There are many aspects of virtualization that make it a cool technology. The one that appeals the most to me is being able to "start over" if mistakes are made. I make mistakes all the time and being able to start with a configuration, make tweaks, test it out, and if it fails, shut it down and start over.
But Virtualization promises a lot more than what I like it for. For Enterprises there are a definitive cost savings from consolidating machines and virtualizing them. The dollar savings on power alone is worth it. There is also the efficiency of standardizing the "hardware" for virtualized machines. Every machine has the same driver set so driver management is greatly simplified. They are also very portable. Imagine moving a physical server across the country after you have provisioned it. It is a lot simpler and safer to just download the server.
We have a Virtualization Webcast series coming up that dives a lot deeper into the benefits of virtualization. You can register for it here --
The individual sessions and a few extra that are on demand are:
An overview of the virtualization role, the scenarios, and the features that make server virtualization an important pillar of Windows Server 2008. We also cover the longer-term strategy and road map for Microsoft virtualization technologies.
In this session, we examine Microsoft virtualization and how to implement it with Windows Server 2008. We cover topics including: presentation, application, and server virtualization scenarios and technologies.
Gain insight into the overall Microsoft virtualization strategy. Learn about the Microsoft road map for virtualization and examine what workloads make good candidates for virtualization and why you would consider moving these workloads into a virtual world.
This session covers the new hypervisor-based architecture. We look at the integrated management for virtual and physical resources, including the Microsoft Management Console (MMC), the new virtual machine creation wizard, the conversion tools, the performance enhancements, and the integration into Group Policy.
We look at virtualization solutions starting with moving existing applications and infrastructure servers into a virtualized environment. We also look at the impact of virtualizing test and development environments, and some of the tools available that make this process easily manageable.
We cover some of the best practices and tips for virtualization of infrastructure workloads, such as the Active Directory directory service, file and print, and Web servers, and the benefits of mixed workload virtualization.

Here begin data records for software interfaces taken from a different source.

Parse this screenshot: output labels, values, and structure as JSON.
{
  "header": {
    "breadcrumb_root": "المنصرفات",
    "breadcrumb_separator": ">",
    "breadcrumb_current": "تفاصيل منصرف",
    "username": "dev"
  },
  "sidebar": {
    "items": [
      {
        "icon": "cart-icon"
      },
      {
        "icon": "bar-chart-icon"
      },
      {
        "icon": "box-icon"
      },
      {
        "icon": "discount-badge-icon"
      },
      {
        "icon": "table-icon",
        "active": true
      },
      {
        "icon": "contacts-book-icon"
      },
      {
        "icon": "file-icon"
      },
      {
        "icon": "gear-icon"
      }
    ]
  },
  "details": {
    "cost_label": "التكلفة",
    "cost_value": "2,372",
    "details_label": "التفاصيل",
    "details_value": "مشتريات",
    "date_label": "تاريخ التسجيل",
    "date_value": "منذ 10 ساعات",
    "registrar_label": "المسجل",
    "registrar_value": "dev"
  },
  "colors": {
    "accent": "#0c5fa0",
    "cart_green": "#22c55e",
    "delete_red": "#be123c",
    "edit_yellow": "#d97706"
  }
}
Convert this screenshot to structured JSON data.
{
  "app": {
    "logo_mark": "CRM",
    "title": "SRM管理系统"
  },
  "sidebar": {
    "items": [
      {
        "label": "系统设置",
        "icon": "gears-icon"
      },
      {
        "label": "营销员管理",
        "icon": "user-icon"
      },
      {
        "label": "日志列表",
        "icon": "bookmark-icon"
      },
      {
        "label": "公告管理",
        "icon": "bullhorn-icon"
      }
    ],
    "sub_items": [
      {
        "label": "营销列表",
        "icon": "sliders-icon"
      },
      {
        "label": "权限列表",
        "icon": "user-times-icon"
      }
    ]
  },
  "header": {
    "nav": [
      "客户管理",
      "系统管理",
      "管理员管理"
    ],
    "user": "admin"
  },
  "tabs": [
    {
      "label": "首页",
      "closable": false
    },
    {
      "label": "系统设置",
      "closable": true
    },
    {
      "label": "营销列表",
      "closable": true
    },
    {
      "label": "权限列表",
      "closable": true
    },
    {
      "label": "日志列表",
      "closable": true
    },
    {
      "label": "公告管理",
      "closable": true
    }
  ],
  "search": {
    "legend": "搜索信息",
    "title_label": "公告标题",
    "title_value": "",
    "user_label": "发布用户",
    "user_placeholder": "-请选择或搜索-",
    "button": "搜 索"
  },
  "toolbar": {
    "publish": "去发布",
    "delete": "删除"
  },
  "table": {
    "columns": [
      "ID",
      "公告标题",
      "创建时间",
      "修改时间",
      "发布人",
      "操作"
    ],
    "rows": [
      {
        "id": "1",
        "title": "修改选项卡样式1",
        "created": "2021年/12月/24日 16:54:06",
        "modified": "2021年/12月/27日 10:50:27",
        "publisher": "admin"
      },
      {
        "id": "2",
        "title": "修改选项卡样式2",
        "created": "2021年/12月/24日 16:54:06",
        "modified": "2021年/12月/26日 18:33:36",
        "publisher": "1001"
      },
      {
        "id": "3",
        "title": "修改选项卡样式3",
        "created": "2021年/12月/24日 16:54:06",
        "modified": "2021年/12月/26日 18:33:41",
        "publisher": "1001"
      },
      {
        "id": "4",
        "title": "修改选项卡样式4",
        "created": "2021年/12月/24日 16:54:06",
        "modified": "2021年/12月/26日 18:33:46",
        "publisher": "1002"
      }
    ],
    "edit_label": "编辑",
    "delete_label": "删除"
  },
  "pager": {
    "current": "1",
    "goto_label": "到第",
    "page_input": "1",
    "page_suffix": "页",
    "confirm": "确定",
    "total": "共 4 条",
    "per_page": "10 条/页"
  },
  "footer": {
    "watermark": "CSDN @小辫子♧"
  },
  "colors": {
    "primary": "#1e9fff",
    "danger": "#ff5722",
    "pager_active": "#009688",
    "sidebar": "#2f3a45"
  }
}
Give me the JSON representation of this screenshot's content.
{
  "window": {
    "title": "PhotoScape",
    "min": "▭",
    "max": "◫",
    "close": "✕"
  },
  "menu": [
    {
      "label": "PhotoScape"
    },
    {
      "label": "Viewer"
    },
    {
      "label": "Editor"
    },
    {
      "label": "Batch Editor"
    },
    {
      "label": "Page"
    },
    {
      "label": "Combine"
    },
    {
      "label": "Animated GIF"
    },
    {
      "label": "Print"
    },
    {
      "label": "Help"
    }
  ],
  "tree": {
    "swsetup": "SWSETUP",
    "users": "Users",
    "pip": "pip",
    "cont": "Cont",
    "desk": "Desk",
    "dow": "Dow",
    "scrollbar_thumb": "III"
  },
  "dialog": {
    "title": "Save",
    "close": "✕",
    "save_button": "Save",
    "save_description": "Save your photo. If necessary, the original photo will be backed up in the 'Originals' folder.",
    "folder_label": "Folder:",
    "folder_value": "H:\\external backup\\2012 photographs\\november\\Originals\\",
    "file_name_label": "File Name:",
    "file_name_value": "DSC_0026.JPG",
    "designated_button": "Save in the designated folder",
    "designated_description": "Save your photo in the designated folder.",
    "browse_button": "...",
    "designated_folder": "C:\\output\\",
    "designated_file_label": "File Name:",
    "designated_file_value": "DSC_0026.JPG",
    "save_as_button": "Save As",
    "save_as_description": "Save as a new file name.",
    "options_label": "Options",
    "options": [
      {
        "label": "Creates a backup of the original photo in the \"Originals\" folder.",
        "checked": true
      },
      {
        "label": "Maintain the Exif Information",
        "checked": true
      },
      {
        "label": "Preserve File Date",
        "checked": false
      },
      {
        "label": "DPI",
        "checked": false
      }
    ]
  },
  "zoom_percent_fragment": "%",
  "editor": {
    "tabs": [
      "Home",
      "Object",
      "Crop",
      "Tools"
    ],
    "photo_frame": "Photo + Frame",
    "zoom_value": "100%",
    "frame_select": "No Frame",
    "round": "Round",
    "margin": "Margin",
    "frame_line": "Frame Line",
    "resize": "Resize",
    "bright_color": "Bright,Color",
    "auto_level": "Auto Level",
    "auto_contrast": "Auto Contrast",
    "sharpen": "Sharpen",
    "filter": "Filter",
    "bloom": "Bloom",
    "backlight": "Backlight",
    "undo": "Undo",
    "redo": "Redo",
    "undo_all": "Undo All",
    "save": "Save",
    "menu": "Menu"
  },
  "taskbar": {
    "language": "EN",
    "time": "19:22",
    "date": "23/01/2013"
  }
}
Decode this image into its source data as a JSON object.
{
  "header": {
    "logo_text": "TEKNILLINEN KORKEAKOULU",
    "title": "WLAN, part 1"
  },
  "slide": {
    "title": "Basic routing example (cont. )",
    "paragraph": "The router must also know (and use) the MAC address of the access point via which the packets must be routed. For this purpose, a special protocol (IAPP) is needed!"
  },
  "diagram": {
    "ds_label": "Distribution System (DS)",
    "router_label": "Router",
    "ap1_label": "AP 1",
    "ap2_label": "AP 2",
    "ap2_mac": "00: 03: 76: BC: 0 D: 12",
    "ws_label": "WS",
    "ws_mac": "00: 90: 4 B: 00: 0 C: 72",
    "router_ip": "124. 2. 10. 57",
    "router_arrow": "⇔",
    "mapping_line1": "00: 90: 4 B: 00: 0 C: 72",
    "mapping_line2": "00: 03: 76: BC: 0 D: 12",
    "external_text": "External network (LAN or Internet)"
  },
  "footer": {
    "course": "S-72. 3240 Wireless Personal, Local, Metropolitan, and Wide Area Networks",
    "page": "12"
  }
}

Learn about what you should consider before, during, and after a server consolidation in a branch office, and the role virtualization can play. We provide a view of how and where virtualization fits in a branch office, and how it helps simplify administration and creates a self-managing branch infrastructure.
We cover Microsoft System Center Data Protection Manager for backup and restore, and Microsoft System Center Operations Manager and Virtual Machine Manager for management and performance tuning.
Learn how Windows Server virtualization and clustering can be used to create business continuity solutions for Microsoft SQL Server and infrastructure workloads. See how to use the new features in Windows Server virtualization, such as live backup, health monitoring, quick migration, and guest clustering.
Which to use, Microsoft SoftGrid or Terminal Services? In this session, we look at these solutions, provide details on how they differ, and explain when to use them. We also cover how to install, configure, and use SoftGrid.